I cannot omit another clearer proof. Of the Painters known to us of greatest ability, and who have taken the greatest pains to teach the method of their tired styles (according to what they have told us). How many students have resulted? Where is the progress? the rules? the method? From what they have written, has any more been attained than to arouse the interest of those that are not, nor cannot be Artists, with the object of more greatly enhancing their own [that is, the Artist’s] works, and giving them broad authority to decide even in the presence of those versed in this very sacred Science that demands so much study (even of those who were born for it) to understand and discern what is best.
It is impossible to express the pain that it causes me to see the flow of the perhaps licentious, or eloquent pen (that so attracts the uninitiated) and fall into the weakness of not knowing in depth the material of which he writes; What a scandal to hear nature deprecated in comparison to Greek statues by one who knows neither the one, nor the other, without acknowledging that the smallest part of Nature confounds and amazes those who know most! What statue, or cast of it might there be, that is not copied from Divine Nature? As excellent as the artist may be who copied it, can he not but proclaim that placed at its side, one is the work of God, and the other of our miserable hands? He who wishes to distance himself, to correct it [nature] without seeking the best of it, can he help but fall into a reprehensible [and] monotonous manner, of paintings, of plaster models, as has happened to all who have done this exactly? It seems that I stray from my original subject, but there is nothing more necessary, if there were to be a remedy for the actual decadence of the Arts but to know that they must not be dragged down by the power or knowledge of other sciences, but rather be governed by their own merit, as has always been the case when talents have flourished: then the despotic enthusiasts cease, and prudent lovers are born, who appreciate, venerate and encourage those who excel, providing them with work that can further advance their talent, helping them with greater force to produce all that their inclination promises: this is the true protection of the Arts, and it has always been shown that the works have made the men great. In conclusion, sir, I do not see any other means of advancing the Arts, nor do I believe there is one, than to reward and protect he who excels in them; to hold in esteem the true Artist, to allow free reign to the genius of students who wish to learn them, without oppression, nor imposition of methods that twist the inclination they show to this or that style, of Painting.

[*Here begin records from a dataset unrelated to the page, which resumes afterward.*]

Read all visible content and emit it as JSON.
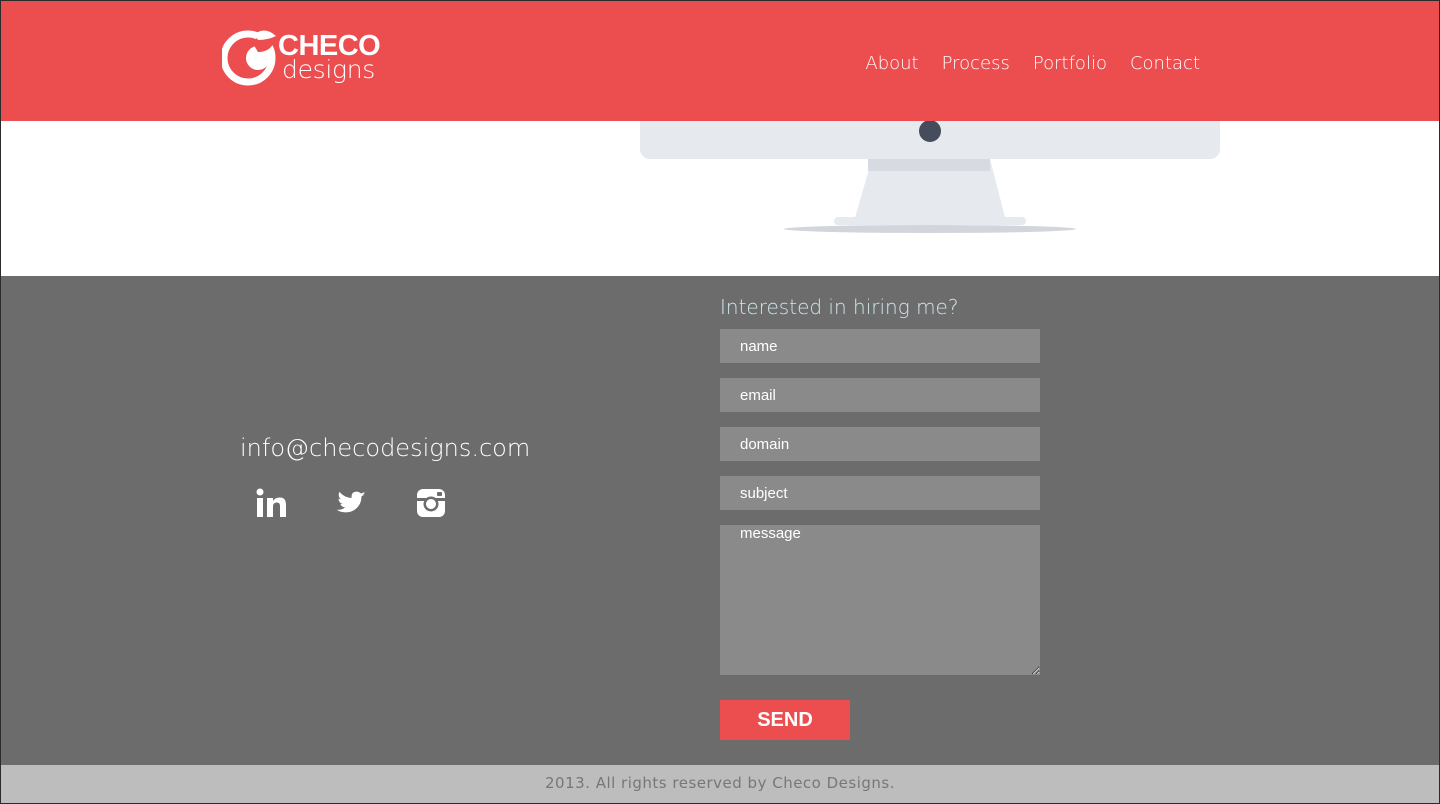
{
  "header": {
    "logo_top": "CHECO",
    "logo_bottom": "designs",
    "nav": [
      {
        "label": "About"
      },
      {
        "label": "Process"
      },
      {
        "label": "Portfolio"
      },
      {
        "label": "Contact"
      }
    ]
  },
  "contact": {
    "email": "info@checodesigns.com",
    "socials": [
      {
        "icon": "linkedin-icon"
      },
      {
        "icon": "twitter-icon"
      },
      {
        "icon": "instagram-icon"
      }
    ],
    "form": {
      "title": "Interested in hiring me?",
      "name_placeholder": "name",
      "email_placeholder": "email",
      "domain_placeholder": "domain",
      "subject_placeholder": "subject",
      "message_placeholder": "message",
      "send_label": "SEND"
    }
  },
  "footer": {
    "copyright": "2013. All rights reserved by Checo Designs."
  },
  "colors": {
    "brand_red": "#ec4e4f",
    "contact_bg": "#6c6c6c",
    "input_bg": "#8a8a8a",
    "footer_bg": "#bdbdbd",
    "title_tint": "#cfe8ea"
  }
}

I have given my opinion in response to Your Excellency’s charge, but if my hand doesn’t govern the pen as I might wish, to explain that which I understand, I hope that your Excellency will excuse it, for my entire life has been spent in attaining the fruit of that of which I am now speaking.

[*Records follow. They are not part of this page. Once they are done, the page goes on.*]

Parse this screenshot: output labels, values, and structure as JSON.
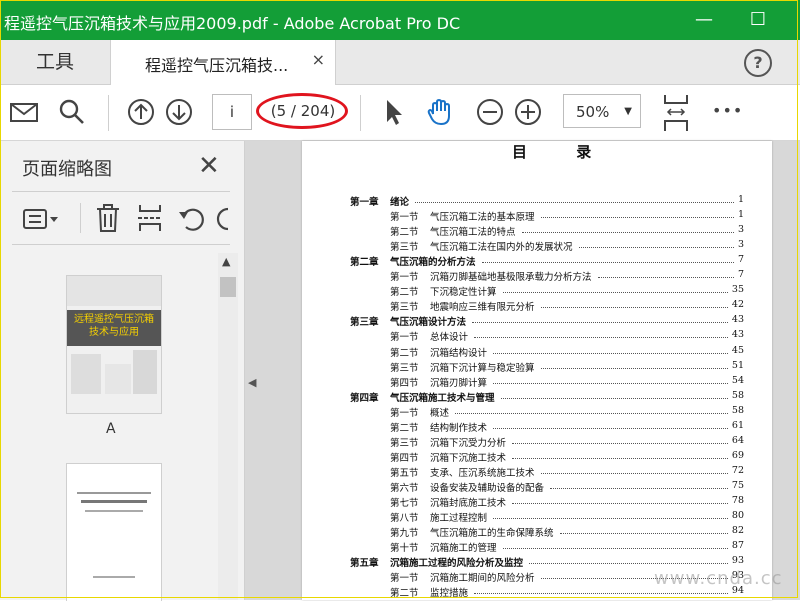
{
  "window": {
    "title": "程遥控气压沉箱技术与应用2009.pdf - Adobe Acrobat Pro DC",
    "minimize": "—",
    "maximize": "☐"
  },
  "tabs": {
    "tools_label": "工具",
    "doc_label": "程遥控气压沉箱技...",
    "close": "×",
    "help": "?"
  },
  "toolbar": {
    "page_input": "i",
    "page_count": "(5 / 204)",
    "zoom": "50%",
    "more": "•••"
  },
  "sidepanel": {
    "title": "页面缩略图",
    "close": "✕",
    "thumb1_title": "远程遥控气压沉箱技术与应用",
    "thumb1_label": "A"
  },
  "toc": {
    "title": "目 录",
    "rows": [
      {
        "level": "chapter",
        "num": "第一章",
        "text": "绪论",
        "page": "1"
      },
      {
        "level": "section",
        "num": "第一节",
        "text": "气压沉箱工法的基本原理",
        "page": "1"
      },
      {
        "level": "section",
        "num": "第二节",
        "text": "气压沉箱工法的特点",
        "page": "3"
      },
      {
        "level": "section",
        "num": "第三节",
        "text": "气压沉箱工法在国内外的发展状况",
        "page": "3"
      },
      {
        "level": "chapter",
        "num": "第二章",
        "text": "气压沉箱的分析方法",
        "page": "7"
      },
      {
        "level": "section",
        "num": "第一节",
        "text": "沉箱刃脚基础地基极限承载力分析方法",
        "page": "7"
      },
      {
        "level": "section",
        "num": "第二节",
        "text": "下沉稳定性计算",
        "page": "35"
      },
      {
        "level": "section",
        "num": "第三节",
        "text": "地震响应三维有限元分析",
        "page": "42"
      },
      {
        "level": "chapter",
        "num": "第三章",
        "text": "气压沉箱设计方法",
        "page": "43"
      },
      {
        "level": "section",
        "num": "第一节",
        "text": "总体设计",
        "page": "43"
      },
      {
        "level": "section",
        "num": "第二节",
        "text": "沉箱结构设计",
        "page": "45"
      },
      {
        "level": "section",
        "num": "第三节",
        "text": "沉箱下沉计算与稳定验算",
        "page": "51"
      },
      {
        "level": "section",
        "num": "第四节",
        "text": "沉箱刃脚计算",
        "page": "54"
      },
      {
        "level": "chapter",
        "num": "第四章",
        "text": "气压沉箱施工技术与管理",
        "page": "58"
      },
      {
        "level": "section",
        "num": "第一节",
        "text": "概述",
        "page": "58"
      },
      {
        "level": "section",
        "num": "第二节",
        "text": "结构制作技术",
        "page": "61"
      },
      {
        "level": "section",
        "num": "第三节",
        "text": "沉箱下沉受力分析",
        "page": "64"
      },
      {
        "level": "section",
        "num": "第四节",
        "text": "沉箱下沉施工技术",
        "page": "69"
      },
      {
        "level": "section",
        "num": "第五节",
        "text": "支承、压沉系统施工技术",
        "page": "72"
      },
      {
        "level": "section",
        "num": "第六节",
        "text": "设备安装及辅助设备的配备",
        "page": "75"
      },
      {
        "level": "section",
        "num": "第七节",
        "text": "沉箱封底施工技术",
        "page": "78"
      },
      {
        "level": "section",
        "num": "第八节",
        "text": "施工过程控制",
        "page": "80"
      },
      {
        "level": "section",
        "num": "第九节",
        "text": "气压沉箱施工的生命保障系统",
        "page": "82"
      },
      {
        "level": "section",
        "num": "第十节",
        "text": "沉箱施工的管理",
        "page": "87"
      },
      {
        "level": "chapter",
        "num": "第五章",
        "text": "沉箱施工过程的风险分析及监控",
        "page": "93"
      },
      {
        "level": "section",
        "num": "第一节",
        "text": "沉箱施工期间的风险分析",
        "page": "93"
      },
      {
        "level": "section",
        "num": "第二节",
        "text": "监控措施",
        "page": "94"
      }
    ]
  },
  "watermark": "www.cnda.cc"
}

MADRID 14 OCTOBER 1792.
___________________________________
RASF, Archive, legajo 18-1/1. This address was first published with a German translation by Jutta Held, “Goya’s Akademiekritik,” Münchner Jahrbuch der Bildenden Kunst 17 (1966): 214–24. Enriqueta Harris offered the first English translation in Goya (London: Phaidon, 1969), 28–29. In my transcription, original orthography and diacritical marks have been retained. I have attempted also to approximate Goya’s original style by maintaining his [lack of] punctuation. The addition of such punctuation as the comma between “Andrea” and “Saqui” at the end of the second paragraph is probably the work of a professional scribe.
Appendix 1: Goya’s Address to the Royal Academy of San Fernando Regarding the Method of Teaching the Visual Arts
Next chapter